 See Eynesbury manuscript collection UMS/EYNES/223a at the Norris Museum, St. Ives, Huntingdon.
 Victoria County History for Huntingdonshire, vol. Ii (London: The Institute of Historical Research, University of London, 1938) p 112.
 Personal correspondence to the author from the secretary of the vicar of St. Mary’s, the Reverend Neil Follet, 8 February 2000.
 T.P. Harrison, ed. William Samuel, The Arte of Angling (Ashburton, Devon, England: Flyfisher’s Classic Library, 2000), p 96.
 Personal correspondence to the author from the secretary of the vicar of St. Mary’s, the Reverend Neil Follet, 8 February 2000.
 Victoria County History for Huntingdonshire, vol. Ii (London: The Institute of Historical Research, University of London, 1938) p 112, Pat. 3 Eliz. Pt. Xm. 14 (no. 972)

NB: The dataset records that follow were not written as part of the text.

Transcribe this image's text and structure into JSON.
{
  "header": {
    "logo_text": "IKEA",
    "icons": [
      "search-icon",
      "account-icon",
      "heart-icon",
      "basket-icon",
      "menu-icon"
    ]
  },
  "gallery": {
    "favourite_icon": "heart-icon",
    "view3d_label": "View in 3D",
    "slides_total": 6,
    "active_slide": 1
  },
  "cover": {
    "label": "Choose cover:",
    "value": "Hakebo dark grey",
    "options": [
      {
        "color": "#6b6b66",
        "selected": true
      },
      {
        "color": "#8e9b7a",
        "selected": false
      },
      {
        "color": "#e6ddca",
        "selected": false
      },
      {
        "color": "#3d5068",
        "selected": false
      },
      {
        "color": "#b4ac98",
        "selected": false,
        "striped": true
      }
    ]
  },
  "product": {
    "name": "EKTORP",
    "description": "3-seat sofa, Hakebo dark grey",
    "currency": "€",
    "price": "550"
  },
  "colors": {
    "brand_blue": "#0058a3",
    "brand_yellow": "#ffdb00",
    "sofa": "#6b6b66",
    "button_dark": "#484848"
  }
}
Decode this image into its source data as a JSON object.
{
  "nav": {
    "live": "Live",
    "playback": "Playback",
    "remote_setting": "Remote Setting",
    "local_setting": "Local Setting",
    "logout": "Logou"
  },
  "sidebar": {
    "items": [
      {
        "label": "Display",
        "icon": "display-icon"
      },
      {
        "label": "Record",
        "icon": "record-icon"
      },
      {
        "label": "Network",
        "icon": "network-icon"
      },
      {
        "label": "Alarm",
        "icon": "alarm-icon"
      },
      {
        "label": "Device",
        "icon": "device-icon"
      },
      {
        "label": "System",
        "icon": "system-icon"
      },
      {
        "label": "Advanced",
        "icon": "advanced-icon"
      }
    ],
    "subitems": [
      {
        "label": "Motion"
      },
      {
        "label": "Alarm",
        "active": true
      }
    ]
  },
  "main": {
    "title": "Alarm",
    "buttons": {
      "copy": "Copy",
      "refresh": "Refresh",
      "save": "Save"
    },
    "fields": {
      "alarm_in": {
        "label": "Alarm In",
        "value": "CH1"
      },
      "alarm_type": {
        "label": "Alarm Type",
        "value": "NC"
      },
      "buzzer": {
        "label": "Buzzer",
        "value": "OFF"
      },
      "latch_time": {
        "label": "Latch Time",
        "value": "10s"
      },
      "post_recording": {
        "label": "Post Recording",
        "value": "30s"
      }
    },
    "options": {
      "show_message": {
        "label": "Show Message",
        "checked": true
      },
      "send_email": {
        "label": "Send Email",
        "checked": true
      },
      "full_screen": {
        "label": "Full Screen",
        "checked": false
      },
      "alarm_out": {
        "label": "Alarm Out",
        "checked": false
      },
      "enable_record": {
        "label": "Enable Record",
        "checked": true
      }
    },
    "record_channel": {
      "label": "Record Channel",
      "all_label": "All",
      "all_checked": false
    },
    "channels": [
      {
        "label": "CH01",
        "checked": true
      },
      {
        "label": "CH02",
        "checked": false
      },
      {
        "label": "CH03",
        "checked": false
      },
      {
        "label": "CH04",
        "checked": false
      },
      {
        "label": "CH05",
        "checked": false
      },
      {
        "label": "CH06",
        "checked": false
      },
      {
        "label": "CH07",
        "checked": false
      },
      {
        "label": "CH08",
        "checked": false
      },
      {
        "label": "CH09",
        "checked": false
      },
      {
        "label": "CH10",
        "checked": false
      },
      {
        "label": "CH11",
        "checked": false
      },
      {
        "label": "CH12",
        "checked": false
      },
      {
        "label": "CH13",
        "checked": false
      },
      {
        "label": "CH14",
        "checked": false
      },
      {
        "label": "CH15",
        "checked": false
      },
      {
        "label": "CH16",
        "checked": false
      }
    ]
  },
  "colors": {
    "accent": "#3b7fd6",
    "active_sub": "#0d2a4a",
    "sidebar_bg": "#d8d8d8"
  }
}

 Robert Fox, The History of Godmanchester in the County of Huntingdon (London: Baldwin and Craddock, 1831) p 336-43. Commenting on Samuel’s appointment, Thomas P. Harrison (Notes and Queries, October 1960, pp 373-76) noted, “This appointment is a signal recognition of Samuel, not a university man, as a responsible and literate churchman and distinguished citizen of Godmanchester.”
 Presumably later translated into Latin and subsequently picked up by Conrad von Gessner in his Nomenclator aquitilium animantium (Zurich, 1560), p 316.
 From the recto side of the twenty-sixth leaf in the original The Arte of Angling (pages not numbered).
 D.E. Rhodes, “Bibliographic Notes,” The Library, fifth series, vol. 10. no. 2 (1955), p 316.
 Gerald Eades Bentley, p 78 in the second and third reprint editions of The Arte of Angling.
 The 66 mm by 168 mm oil painting was presented to the museum by Robert Few in 1881, but the name of the seventeenth-century artist is unknown. An image of the painting before it was restored by the Victoria and Albert Museum in the late 1960s was first reproduced in Buller’s Pike (London: MacDonald and Co., Ltd., 1971).
 Frederic Buller, Pike (London, MacDonald and Co., Ltd., 1971; reprinted London: Robert Hale, 2000), p 25.
 Personal correspondence to the author (20 April 1968) from Keen Buss, head of the Pennsylvania Fish Commission, with gifted reprints from the Pennsylvania Angler of the Commission’s The Northern Pike: A Benner Spring Research Station Special Purpose Report (1961).
 Correspondence from Linda Wooley, assistant curator of the department of textiles and dress at the Victoria and Albert Museum, 23 February 2000.